How do you prevent secondary interactions between proteins and stationary phase in GFC?



Last Updated: 4/23/2018

If secondary interactions are suspected, the mobile phase can be modified to minimize
secondary interactions. While some buffer salt (20-100 mM) can help maintain pH
in the system and column, there are other additives that can be used to modify secondary
interactions. For example, varying NaCl concentration between 0-0.3 M can be
used to modulate any ionic interactions between the protein and the stationary phase.
Although higher salt results in less ionic interactions between protein and stationary
phase, it may also increase hydrophobic interactions.
To reduce hydrophobic interactions, salt can be reduced and small amounts of organic
(e.g. acetonitrile or isopropanol) can be added to the mobile phase. Alternatively,
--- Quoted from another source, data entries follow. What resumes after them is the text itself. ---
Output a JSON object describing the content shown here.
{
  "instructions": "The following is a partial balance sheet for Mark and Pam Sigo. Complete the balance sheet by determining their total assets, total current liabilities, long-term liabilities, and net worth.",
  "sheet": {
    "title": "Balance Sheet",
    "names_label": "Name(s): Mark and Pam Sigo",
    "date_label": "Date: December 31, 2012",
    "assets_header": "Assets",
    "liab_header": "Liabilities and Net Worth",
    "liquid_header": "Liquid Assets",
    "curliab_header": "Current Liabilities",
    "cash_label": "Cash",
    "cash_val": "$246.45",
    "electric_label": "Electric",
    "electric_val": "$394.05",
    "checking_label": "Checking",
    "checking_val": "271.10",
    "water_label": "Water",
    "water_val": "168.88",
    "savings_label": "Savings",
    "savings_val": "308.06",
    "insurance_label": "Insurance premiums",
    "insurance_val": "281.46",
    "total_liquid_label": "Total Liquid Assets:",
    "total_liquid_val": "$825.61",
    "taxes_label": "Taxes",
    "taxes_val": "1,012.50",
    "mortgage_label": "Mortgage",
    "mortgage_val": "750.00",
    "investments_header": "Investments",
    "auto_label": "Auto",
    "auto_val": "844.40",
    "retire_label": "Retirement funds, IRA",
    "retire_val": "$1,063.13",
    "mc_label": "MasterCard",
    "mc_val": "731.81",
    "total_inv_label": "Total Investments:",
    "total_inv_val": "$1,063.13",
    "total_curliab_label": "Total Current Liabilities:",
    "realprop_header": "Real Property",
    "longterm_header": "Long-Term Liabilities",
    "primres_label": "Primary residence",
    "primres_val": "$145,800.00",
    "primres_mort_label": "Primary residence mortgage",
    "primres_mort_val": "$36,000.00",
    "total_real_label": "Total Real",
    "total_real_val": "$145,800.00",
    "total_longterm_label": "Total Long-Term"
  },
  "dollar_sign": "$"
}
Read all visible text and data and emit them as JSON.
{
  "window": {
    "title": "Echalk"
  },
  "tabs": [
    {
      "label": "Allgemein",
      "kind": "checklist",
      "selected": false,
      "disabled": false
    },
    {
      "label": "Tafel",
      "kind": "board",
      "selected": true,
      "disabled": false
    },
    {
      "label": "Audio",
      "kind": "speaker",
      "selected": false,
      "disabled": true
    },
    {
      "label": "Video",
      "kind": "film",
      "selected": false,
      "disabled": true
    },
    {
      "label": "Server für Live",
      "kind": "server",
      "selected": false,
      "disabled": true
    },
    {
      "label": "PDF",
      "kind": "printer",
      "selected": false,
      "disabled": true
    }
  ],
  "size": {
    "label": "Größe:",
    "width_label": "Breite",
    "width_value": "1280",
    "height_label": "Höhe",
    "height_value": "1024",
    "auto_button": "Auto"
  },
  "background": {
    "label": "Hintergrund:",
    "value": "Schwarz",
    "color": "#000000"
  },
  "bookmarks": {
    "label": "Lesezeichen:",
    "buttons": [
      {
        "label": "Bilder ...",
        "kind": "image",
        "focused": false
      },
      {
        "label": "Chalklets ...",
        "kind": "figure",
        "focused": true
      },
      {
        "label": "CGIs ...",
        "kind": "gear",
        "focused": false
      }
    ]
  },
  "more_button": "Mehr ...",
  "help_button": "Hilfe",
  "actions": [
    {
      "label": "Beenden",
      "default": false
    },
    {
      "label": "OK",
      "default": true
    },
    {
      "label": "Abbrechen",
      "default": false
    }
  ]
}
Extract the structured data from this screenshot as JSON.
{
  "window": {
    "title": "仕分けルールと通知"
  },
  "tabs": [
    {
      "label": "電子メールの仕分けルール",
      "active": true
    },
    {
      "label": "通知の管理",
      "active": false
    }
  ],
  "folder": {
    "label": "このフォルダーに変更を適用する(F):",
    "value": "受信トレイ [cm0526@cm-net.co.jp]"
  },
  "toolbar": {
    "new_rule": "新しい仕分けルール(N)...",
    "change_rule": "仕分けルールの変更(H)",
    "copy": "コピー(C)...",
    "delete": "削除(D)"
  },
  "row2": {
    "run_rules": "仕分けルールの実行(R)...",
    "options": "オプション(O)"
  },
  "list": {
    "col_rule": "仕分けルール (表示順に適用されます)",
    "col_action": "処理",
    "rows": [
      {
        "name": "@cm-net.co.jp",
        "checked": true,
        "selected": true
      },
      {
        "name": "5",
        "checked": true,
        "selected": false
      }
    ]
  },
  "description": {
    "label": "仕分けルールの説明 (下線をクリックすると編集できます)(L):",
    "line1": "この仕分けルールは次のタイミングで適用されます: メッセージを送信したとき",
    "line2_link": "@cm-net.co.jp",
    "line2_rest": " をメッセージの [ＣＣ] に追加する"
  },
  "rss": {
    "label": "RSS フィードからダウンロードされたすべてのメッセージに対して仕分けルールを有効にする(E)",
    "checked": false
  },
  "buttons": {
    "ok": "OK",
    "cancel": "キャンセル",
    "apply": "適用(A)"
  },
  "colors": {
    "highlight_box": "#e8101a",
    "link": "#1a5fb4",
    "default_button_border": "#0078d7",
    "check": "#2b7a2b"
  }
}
adjusting the mobile phase pH to either affect silanol interactions (e.g. running under
acidic conditions) or affect the net charge of a protein based on protein isoelectric
point (pI) can reduce these interactions.